(AVAILABLE DATA):
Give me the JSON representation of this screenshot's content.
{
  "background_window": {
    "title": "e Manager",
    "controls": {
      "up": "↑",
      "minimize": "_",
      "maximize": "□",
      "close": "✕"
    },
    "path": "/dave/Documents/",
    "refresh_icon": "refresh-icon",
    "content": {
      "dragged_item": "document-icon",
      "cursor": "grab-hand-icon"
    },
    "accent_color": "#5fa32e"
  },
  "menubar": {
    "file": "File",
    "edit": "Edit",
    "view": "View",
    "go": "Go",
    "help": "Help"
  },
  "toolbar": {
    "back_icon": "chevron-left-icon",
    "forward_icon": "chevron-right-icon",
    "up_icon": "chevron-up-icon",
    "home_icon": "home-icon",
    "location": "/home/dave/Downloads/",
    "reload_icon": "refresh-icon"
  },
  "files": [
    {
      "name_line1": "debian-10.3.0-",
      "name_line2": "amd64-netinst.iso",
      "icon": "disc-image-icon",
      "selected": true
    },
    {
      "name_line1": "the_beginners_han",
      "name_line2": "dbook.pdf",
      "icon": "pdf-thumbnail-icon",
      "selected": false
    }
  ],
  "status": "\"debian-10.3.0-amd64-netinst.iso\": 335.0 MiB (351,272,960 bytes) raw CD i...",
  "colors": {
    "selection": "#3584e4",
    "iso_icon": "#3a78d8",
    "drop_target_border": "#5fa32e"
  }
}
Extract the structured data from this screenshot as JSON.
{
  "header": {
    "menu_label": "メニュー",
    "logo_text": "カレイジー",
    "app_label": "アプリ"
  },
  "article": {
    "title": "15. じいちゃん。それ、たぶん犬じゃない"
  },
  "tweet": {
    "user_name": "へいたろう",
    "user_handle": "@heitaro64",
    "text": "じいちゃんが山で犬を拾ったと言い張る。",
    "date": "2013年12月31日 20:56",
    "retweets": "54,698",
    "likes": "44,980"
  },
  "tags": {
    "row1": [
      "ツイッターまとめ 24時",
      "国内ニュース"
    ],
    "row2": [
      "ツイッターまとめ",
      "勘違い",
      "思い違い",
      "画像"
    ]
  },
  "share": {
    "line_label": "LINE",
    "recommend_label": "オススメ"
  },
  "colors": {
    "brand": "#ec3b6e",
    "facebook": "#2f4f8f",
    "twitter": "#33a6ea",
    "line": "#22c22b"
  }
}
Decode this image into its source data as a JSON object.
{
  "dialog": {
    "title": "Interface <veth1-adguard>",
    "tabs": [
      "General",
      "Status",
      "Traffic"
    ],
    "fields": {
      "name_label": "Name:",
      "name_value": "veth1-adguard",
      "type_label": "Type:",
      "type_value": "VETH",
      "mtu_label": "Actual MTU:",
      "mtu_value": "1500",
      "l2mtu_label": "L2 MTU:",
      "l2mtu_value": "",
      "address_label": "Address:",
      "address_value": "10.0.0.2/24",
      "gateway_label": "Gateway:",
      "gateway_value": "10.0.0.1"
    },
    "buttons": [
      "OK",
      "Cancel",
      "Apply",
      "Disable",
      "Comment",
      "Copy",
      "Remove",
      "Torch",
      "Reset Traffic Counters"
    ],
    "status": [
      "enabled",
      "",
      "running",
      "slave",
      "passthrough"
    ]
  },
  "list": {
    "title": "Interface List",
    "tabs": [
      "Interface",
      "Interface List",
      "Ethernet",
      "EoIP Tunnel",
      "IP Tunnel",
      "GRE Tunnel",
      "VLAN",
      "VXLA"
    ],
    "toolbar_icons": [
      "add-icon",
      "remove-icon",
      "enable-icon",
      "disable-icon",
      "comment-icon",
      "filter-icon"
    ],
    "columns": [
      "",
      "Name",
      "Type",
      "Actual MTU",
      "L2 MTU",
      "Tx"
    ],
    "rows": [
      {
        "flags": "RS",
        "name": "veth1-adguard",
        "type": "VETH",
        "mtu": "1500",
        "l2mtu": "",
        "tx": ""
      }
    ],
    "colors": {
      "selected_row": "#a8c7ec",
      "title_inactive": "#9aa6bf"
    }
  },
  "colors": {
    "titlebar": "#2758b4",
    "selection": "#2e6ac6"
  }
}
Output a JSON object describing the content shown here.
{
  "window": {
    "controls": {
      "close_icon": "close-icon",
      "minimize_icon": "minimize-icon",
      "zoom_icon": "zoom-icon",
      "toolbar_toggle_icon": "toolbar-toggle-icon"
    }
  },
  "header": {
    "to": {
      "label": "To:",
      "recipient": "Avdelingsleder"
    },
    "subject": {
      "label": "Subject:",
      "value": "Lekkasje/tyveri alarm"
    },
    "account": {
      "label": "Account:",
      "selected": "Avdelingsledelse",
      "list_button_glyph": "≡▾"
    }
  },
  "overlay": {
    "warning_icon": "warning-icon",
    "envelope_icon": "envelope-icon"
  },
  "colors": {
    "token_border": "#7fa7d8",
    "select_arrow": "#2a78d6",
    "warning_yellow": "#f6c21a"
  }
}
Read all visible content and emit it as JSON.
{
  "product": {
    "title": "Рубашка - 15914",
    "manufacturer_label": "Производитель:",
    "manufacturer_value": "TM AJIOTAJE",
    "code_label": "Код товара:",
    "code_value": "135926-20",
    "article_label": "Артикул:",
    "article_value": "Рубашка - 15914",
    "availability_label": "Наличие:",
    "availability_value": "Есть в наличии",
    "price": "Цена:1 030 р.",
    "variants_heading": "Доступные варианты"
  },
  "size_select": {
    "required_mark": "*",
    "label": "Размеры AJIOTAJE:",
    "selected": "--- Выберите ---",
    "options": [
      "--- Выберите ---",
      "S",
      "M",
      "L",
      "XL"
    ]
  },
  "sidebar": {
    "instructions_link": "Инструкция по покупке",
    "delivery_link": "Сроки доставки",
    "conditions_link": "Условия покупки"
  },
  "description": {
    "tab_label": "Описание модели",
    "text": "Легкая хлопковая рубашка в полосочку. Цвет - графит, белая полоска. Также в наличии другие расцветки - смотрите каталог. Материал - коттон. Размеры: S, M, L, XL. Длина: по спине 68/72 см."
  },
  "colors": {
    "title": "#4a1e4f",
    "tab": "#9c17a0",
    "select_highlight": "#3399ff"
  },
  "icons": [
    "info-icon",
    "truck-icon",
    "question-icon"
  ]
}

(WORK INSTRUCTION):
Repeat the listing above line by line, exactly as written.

(RESPONSE TO THE TASK):
Give me the JSON representation of this screenshot's content.
{
  "background_window": {
    "title": "e Manager",
    "controls": {
      "up": "↑",
      "minimize": "_",
      "maximize": "□",
      "close": "✕"
    },
    "path": "/dave/Documents/",
    "refresh_icon": "refresh-icon",
    "content": {
      "dragged_item": "document-icon",
      "cursor": "grab-hand-icon"
    },
    "accent_color": "#5fa32e"
  },
  "menubar": {
    "file": "File",
    "edit": "Edit",
    "view": "View",
    "go": "Go",
    "help": "Help"
  },
  "toolbar": {
    "back_icon": "chevron-left-icon",
    "forward_icon": "chevron-right-icon",
    "up_icon": "chevron-up-icon",
    "home_icon": "home-icon",
    "location": "/home/dave/Downloads/",
    "reload_icon": "refresh-icon"
  },
  "files": [
    {
      "name_line1": "debian-10.3.0-",
      "name_line2": "amd64-netinst.iso",
      "icon": "disc-image-icon",
      "selected": true
    },
    {
      "name_line1": "the_beginners_han",
      "name_line2": "dbook.pdf",
      "icon": "pdf-thumbnail-icon",
      "selected": false
    }
  ],
  "status": "\"debian-10.3.0-amd64-netinst.iso\": 335.0 MiB (351,272,960 bytes) raw CD i...",
  "colors": {
    "selection": "#3584e4",
    "iso_icon": "#3a78d8",
    "drop_target_border": "#5fa32e"
  }
}
Extract the structured data from this screenshot as JSON.
{
  "header": {
    "menu_label": "メニュー",
    "logo_text": "カレイジー",
    "app_label": "アプリ"
  },
  "article": {
    "title": "15. じいちゃん。それ、たぶん犬じゃない"
  },
  "tweet": {
    "user_name": "へいたろう",
    "user_handle": "@heitaro64",
    "text": "じいちゃんが山で犬を拾ったと言い張る。",
    "date": "2013年12月31日 20:56",
    "retweets": "54,698",
    "likes": "44,980"
  },
  "tags": {
    "row1": [
      "ツイッターまとめ 24時",
      "国内ニュース"
    ],
    "row2": [
      "ツイッターまとめ",
      "勘違い",
      "思い違い",
      "画像"
    ]
  },
  "share": {
    "line_label": "LINE",
    "recommend_label": "オススメ"
  },
  "colors": {
    "brand": "#ec3b6e",
    "facebook": "#2f4f8f",
    "twitter": "#33a6ea",
    "line": "#22c22b"
  }
}
Decode this image into its source data as a JSON object.
{
  "dialog": {
    "title": "Interface <veth1-adguard>",
    "tabs": [
      "General",
      "Status",
      "Traffic"
    ],
    "fields": {
      "name_label": "Name:",
      "name_value": "veth1-adguard",
      "type_label": "Type:",
      "type_value": "VETH",
      "mtu_label": "Actual MTU:",
      "mtu_value": "1500",
      "l2mtu_label": "L2 MTU:",
      "l2mtu_value": "",
      "address_label": "Address:",
      "address_value": "10.0.0.2/24",
      "gateway_label": "Gateway:",
      "gateway_value": "10.0.0.1"
    },
    "buttons": [
      "OK",
      "Cancel",
      "Apply",
      "Disable",
      "Comment",
      "Copy",
      "Remove",
      "Torch",
      "Reset Traffic Counters"
    ],
    "status": [
      "enabled",
      "",
      "running",
      "slave",
      "passthrough"
    ]
  },
  "list": {
    "title": "Interface List",
    "tabs": [
      "Interface",
      "Interface List",
      "Ethernet",
      "EoIP Tunnel",
      "IP Tunnel",
      "GRE Tunnel",
      "VLAN",
      "VXLA"
    ],
    "toolbar_icons": [
      "add-icon",
      "remove-icon",
      "enable-icon",
      "disable-icon",
      "comment-icon",
      "filter-icon"
    ],
    "columns": [
      "",
      "Name",
      "Type",
      "Actual MTU",
      "L2 MTU",
      "Tx"
    ],
    "rows": [
      {
        "flags": "RS",
        "name": "veth1-adguard",
        "type": "VETH",
        "mtu": "1500",
        "l2mtu": "",
        "tx": ""
      }
    ],
    "colors": {
      "selected_row": "#a8c7ec",
      "title_inactive": "#9aa6bf"
    }
  },
  "colors": {
    "titlebar": "#2758b4",
    "selection": "#2e6ac6"
  }
}
Output a JSON object describing the content shown here.
{
  "window": {
    "controls": {
      "close_icon": "close-icon",
      "minimize_icon": "minimize-icon",
      "zoom_icon": "zoom-icon",
      "toolbar_toggle_icon": "toolbar-toggle-icon"
    }
  },
  "header": {
    "to": {
      "label": "To:",
      "recipient": "Avdelingsleder"
    },
    "subject": {
      "label": "Subject:",
      "value": "Lekkasje/tyveri alarm"
    },
    "account": {
      "label": "Account:",
      "selected": "Avdelingsledelse",
      "list_button_glyph": "≡▾"
    }
  },
  "overlay": {
    "warning_icon": "warning-icon",
    "envelope_icon": "envelope-icon"
  },
  "colors": {
    "token_border": "#7fa7d8",
    "select_arrow": "#2a78d6",
    "warning_yellow": "#f6c21a"
  }
}
Read all visible content and emit it as JSON.
{
  "product": {
    "title": "Рубашка - 15914",
    "manufacturer_label": "Производитель:",
    "manufacturer_value": "TM AJIOTAJE",
    "code_label": "Код товара:",
    "code_value": "135926-20",
    "article_label": "Артикул:",
    "article_value": "Рубашка - 15914",
    "availability_label": "Наличие:",
    "availability_value": "Есть в наличии",
    "price": "Цена:1 030 р.",
    "variants_heading": "Доступные варианты"
  },
  "size_select": {
    "required_mark": "*",
    "label": "Размеры AJIOTAJE:",
    "selected": "--- Выберите ---",
    "options": [
      "--- Выберите ---",
      "S",
      "M",
      "L",
      "XL"
    ]
  },
  "sidebar": {
    "instructions_link": "Инструкция по покупке",
    "delivery_link": "Сроки доставки",
    "conditions_link": "Условия покупки"
  },
  "description": {
    "tab_label": "Описание модели",
    "text": "Легкая хлопковая рубашка в полосочку. Цвет - графит, белая полоска. Также в наличии другие расцветки - смотрите каталог. Материал - коттон. Размеры: S, M, L, XL. Длина: по спине 68/72 см."
  },
  "colors": {
    "title": "#4a1e4f",
    "tab": "#9c17a0",
    "select_highlight": "#3399ff"
  },
  "icons": [
    "info-icon",
    "truck-icon",
    "question-icon"
  ]
}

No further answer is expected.